### EXTRACTED DATA ###

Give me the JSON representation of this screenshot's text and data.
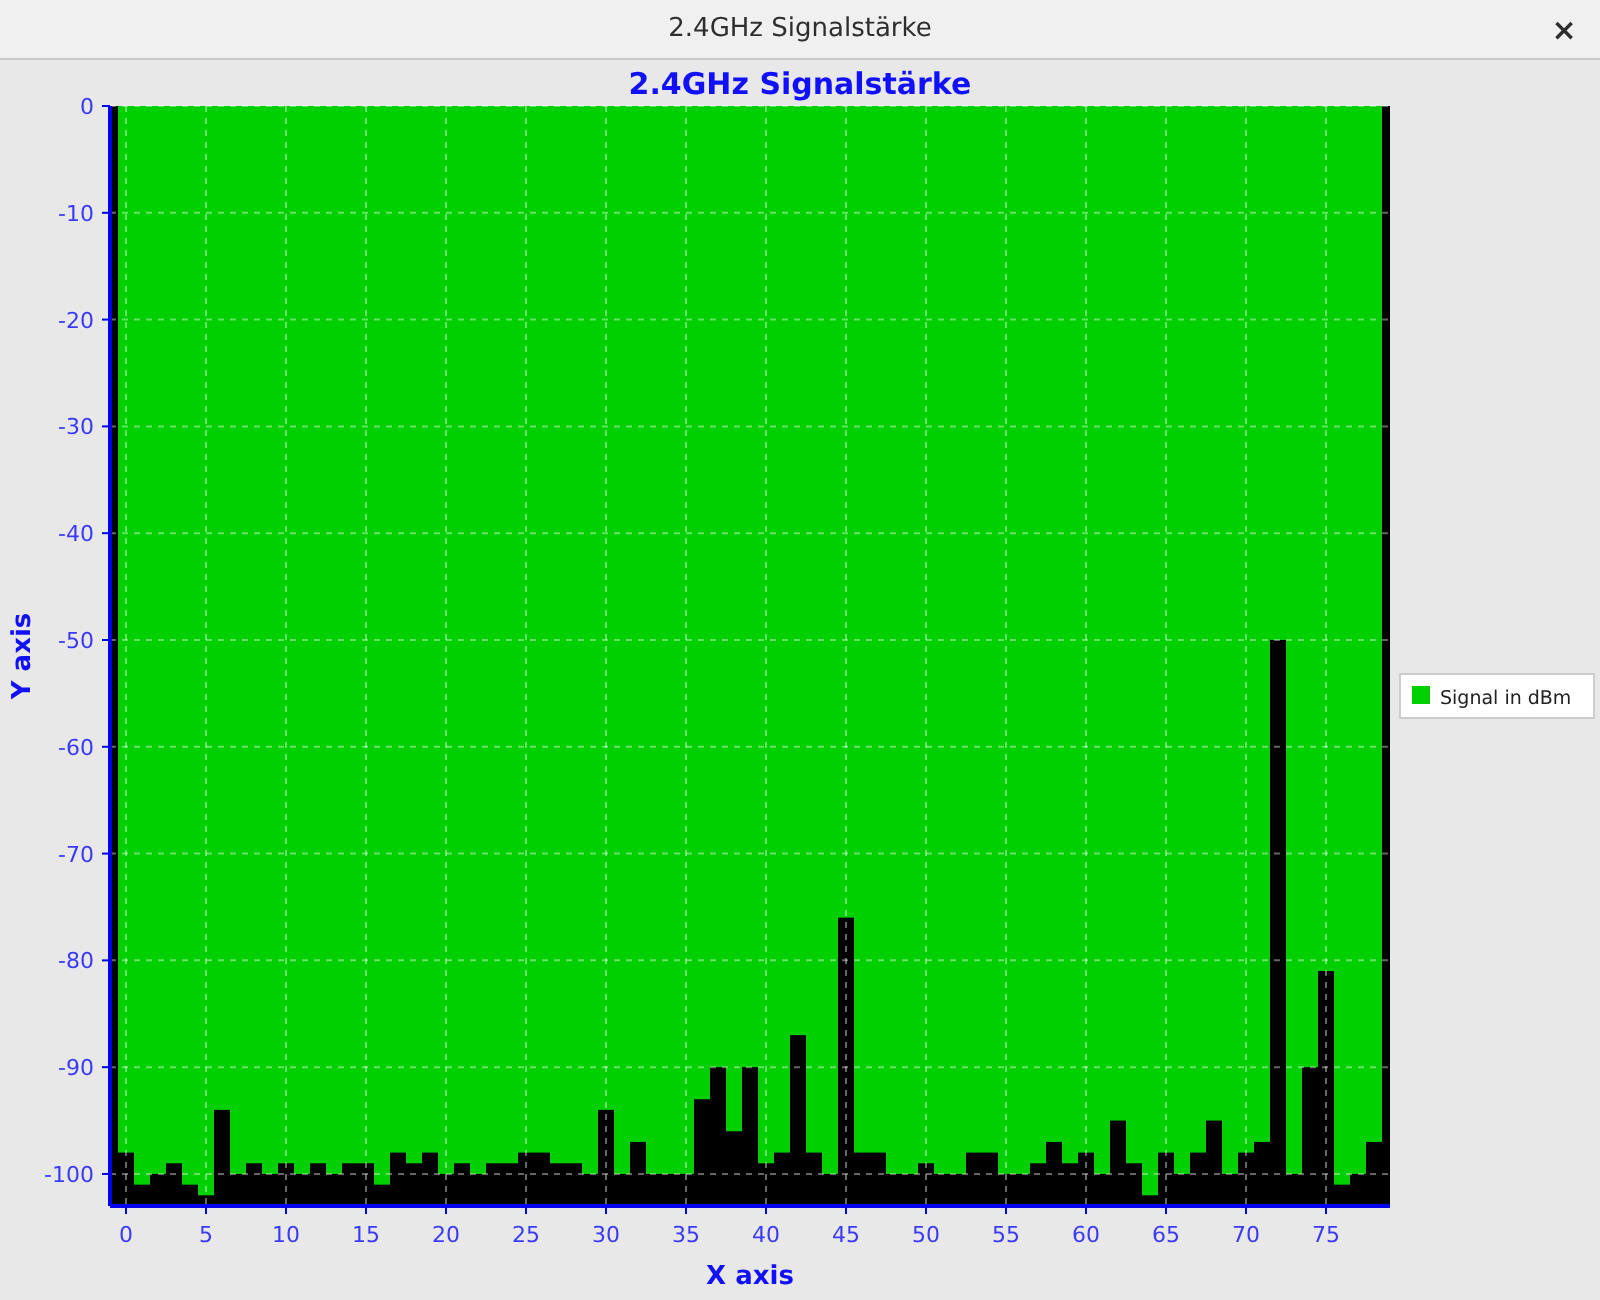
{
  "window": {
    "title": "2.4GHz Signalstärke",
    "close": "×"
  },
  "chart_data": {
    "type": "bar",
    "title": "2.4GHz Signalstärke",
    "xlabel": "X axis",
    "ylabel": "Y axis",
    "x": [
      0,
      1,
      2,
      3,
      4,
      5,
      6,
      7,
      8,
      9,
      10,
      11,
      12,
      13,
      14,
      15,
      16,
      17,
      18,
      19,
      20,
      21,
      22,
      23,
      24,
      25,
      26,
      27,
      28,
      29,
      30,
      31,
      32,
      33,
      34,
      35,
      36,
      37,
      38,
      39,
      40,
      41,
      42,
      43,
      44,
      45,
      46,
      47,
      48,
      49,
      50,
      51,
      52,
      53,
      54,
      55,
      56,
      57,
      58,
      59,
      60,
      61,
      62,
      63,
      64,
      65,
      66,
      67,
      68,
      69,
      70,
      71,
      72,
      73,
      74,
      75,
      76,
      77,
      78
    ],
    "series": [
      {
        "name": "Signal in dBm",
        "color": "#00d000",
        "values": [
          -98,
          -101,
          -100,
          -99,
          -101,
          -102,
          -94,
          -100,
          -99,
          -100,
          -99,
          -100,
          -99,
          -100,
          -99,
          -99,
          -101,
          -98,
          -99,
          -98,
          -100,
          -99,
          -100,
          -99,
          -99,
          -98,
          -98,
          -99,
          -99,
          -100,
          -94,
          -100,
          -97,
          -100,
          -100,
          -100,
          -93,
          -90,
          -96,
          -90,
          -99,
          -98,
          -87,
          -98,
          -100,
          -76,
          -98,
          -98,
          -100,
          -100,
          -99,
          -100,
          -100,
          -98,
          -98,
          -100,
          -100,
          -99,
          -97,
          -99,
          -98,
          -100,
          -95,
          -99,
          -102,
          -98,
          -100,
          -98,
          -95,
          -100,
          -98,
          -97,
          -50,
          -100,
          -90,
          -81,
          -101,
          -100,
          -97
        ]
      }
    ],
    "grid": true,
    "xlim": [
      -1,
      79
    ],
    "ylim": [
      -103,
      0
    ],
    "xticks": [
      0,
      5,
      10,
      15,
      20,
      25,
      30,
      35,
      40,
      45,
      50,
      55,
      60,
      65,
      70,
      75
    ],
    "yticks": [
      0,
      -10,
      -20,
      -30,
      -40,
      -50,
      -60,
      -70,
      -80,
      -90,
      -100
    ]
  }
}
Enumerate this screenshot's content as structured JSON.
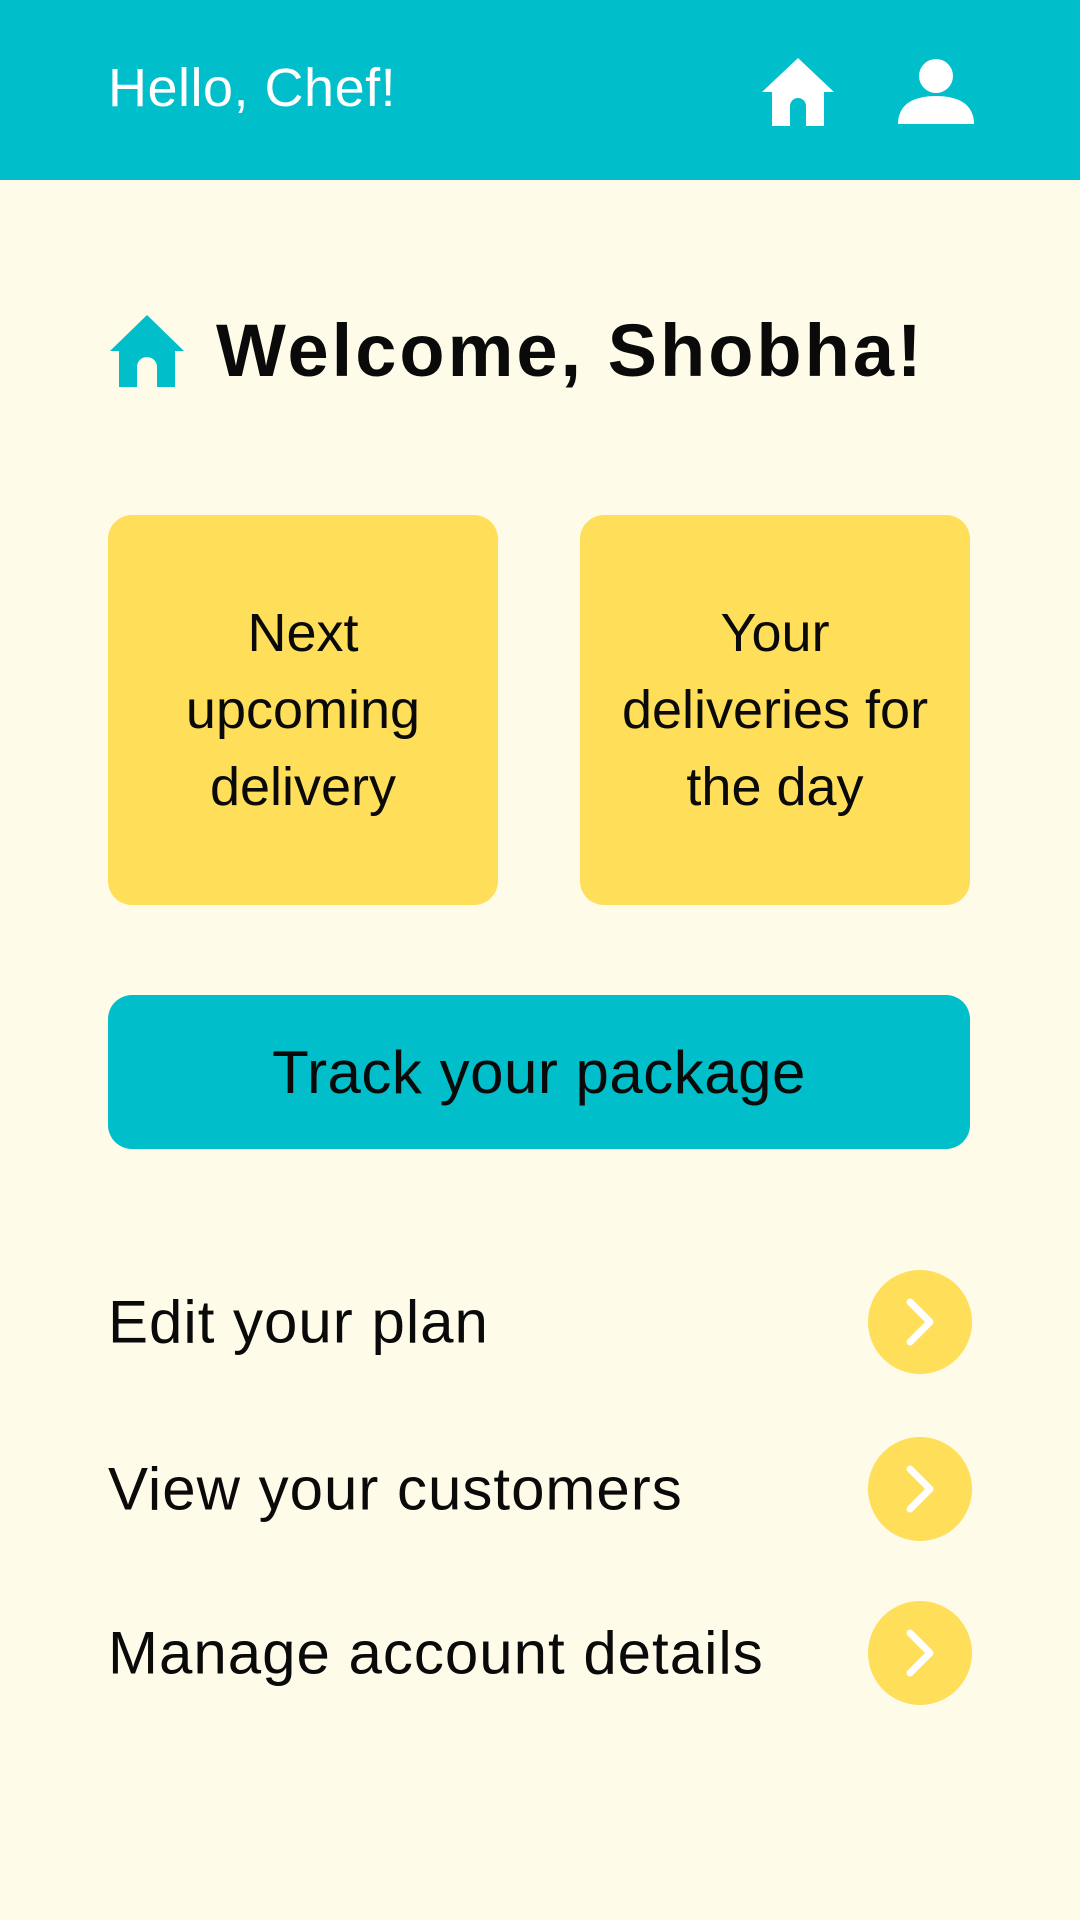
{
  "colors": {
    "background": "#FEFBE9",
    "primary": "#00BFCB",
    "accent": "#FFDE59",
    "text": "#0a0a0a",
    "header_text": "#ffffff"
  },
  "header": {
    "greeting": "Hello, Chef!",
    "icons": [
      "home-icon",
      "profile-icon"
    ]
  },
  "welcome": {
    "icon": "home-icon",
    "title": "Welcome, Shobha!"
  },
  "cards": [
    {
      "label": "Next upcoming delivery"
    },
    {
      "label": "Your deliveries for the day"
    }
  ],
  "track_button": {
    "label": "Track your package"
  },
  "menu": [
    {
      "label": "Edit your plan",
      "icon": "chevron-right-icon"
    },
    {
      "label": "View your customers",
      "icon": "chevron-right-icon"
    },
    {
      "label": "Manage account details",
      "icon": "chevron-right-icon"
    }
  ]
}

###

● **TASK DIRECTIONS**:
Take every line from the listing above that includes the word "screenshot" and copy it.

● **OUTPUT FOR THIS EXERCISE**:
Give me the JSON representation of this screenshot's text and data.
Enumerate this screenshot's content as structured JSON.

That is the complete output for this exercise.